I spent much of December being ill, and the start of January moving house and being in a minor traffic accident, so I have a stack of things to review that are growing increasingly overdue. Here, then, is the first of these as I try to overcome the backlog and get back into good reviewing habits. In this first of my reviews of the year, I share my thoughts about The Book of Unwritten Tales, which I actually finished a good few weeks ago. My memory may be hazier than I would like when starting on a review, but I hope to give a reasonable impression of my experiences.
I start, as is usual, with a little introduction to the game itself. This is a fantasy game that openly embraces the clichés of its genre: the world is being torn apart by a great war between the Army of Shadows (orcs, trolls, goblins, malevolent wizards, &c.) and the Alliance (humans, elves, dwarves, small gnomish people, &c.); meanwhile, an old gremlin archaeologist named MacGuffin holds the secret to a powerful artifact that will enable the one who wields it to determine the fate of the world; finally, through a series of coincidences, a gnome is drawn in to the adventure by coming into the possession of a ring and is forced to journey from the comfort of his home for the first time in order to deliver it safely. While all of this should seem familiar to anybody who has even heard of the fantasy genre, this is merely the canvas on which some great characters and situations are painted.

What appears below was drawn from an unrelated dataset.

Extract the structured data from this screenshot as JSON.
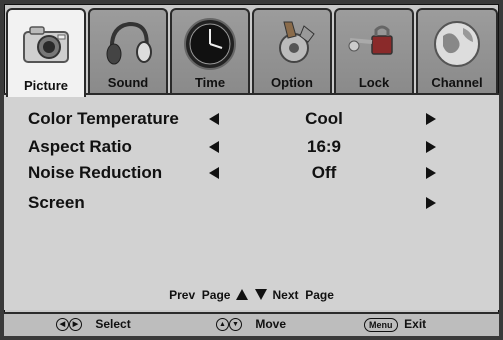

The nods are not merely in the direction of Tolkien (or, indeed, World of Warcraft), however. Pratchett’s Discworld as well as references to various other staples of fantasy, adventure games and popular culture are thrown into the melange, with a heavy dose of original humour, charm and – naturally – carefully crafted (and occasionally decidedly convoluted) puzzles, often adhering to the rule of three, which the fourth-wall shattering characters know all too well is an adventuring standard.
With all this in mind, I really wanted to enjoy this game. And while I enjoyed it, I did not really enjoy it. The trouble is, that there was too little that felt new about it. In spite of what Todd might have said in his recent review for Primordia, the adventure game genre has had its revival period and is now surviving rather nicely, if not positively thriving, so it was not the breath of fresh air it might have been a few years ago before Telltale and others essentially revived it. A comic fantasy adventure appeared not all that long ago in the shape of the not altogether successful The Whispered World (though I have not played enough of this to really run a fair comparison). The writing was smart and the puzzles were clever, but a little too often KING Art’s influences were a little too apparent.
An example of this is a reference is made in one part to Simon the Sorcerer, not long after which a joke is made that is uncomfortably close to one made in Simon the Sorcerer II: The Lion, the Wizard and the Wardrobe (a reference to Dungeons and Dragons). Elsewhere, having previously met Death and questioned why he does not talk in all-caps (a reference to Death of the Discworld), you encounter a ramshackle collective of undead trying to rehabilitate themselves into the world of the living. This is not just an element of the Discworld novel Reaper Man, but also a feature of the game that used this as the larger part of its plot: Discworld II: Missing Presumed…!?.
This was enough to eject me from the world that otherwise did a lot to captivate. Each screen was beautifully rendered, the characters engaging, the writing and delivery both superb and the gameplay and puzzles far enough from frustrating to be enjoyable, but close enough to afford a challenge. In terms of its length, I would say it was rather generous, spinning an epic yarn involving four very different playable characters. If not for these moments that felt a little too jarring to a seasoned adventure gamer, it was a wonderful story well presented and would be a great foray into the genre for a first-timer, if only merely a pleasant enough addition to a collector’s library.
Summary: The Books of Unwritten Tales is the first in a series that may well take its seat at the table of adventure game staples, though it will first have to start helping itself less from the others’ plates.
Verdict: 7 out of 10
Platforms: PC, Mac
The Book of Unwritten Tales was developed by KING Art Games. It is available to purchase on their website, or via Steam, GOG.com and others. Steam is the more expensive option, so you should only consider it if you want the Digital Extras, or if you desperately need Steam in order to play a game.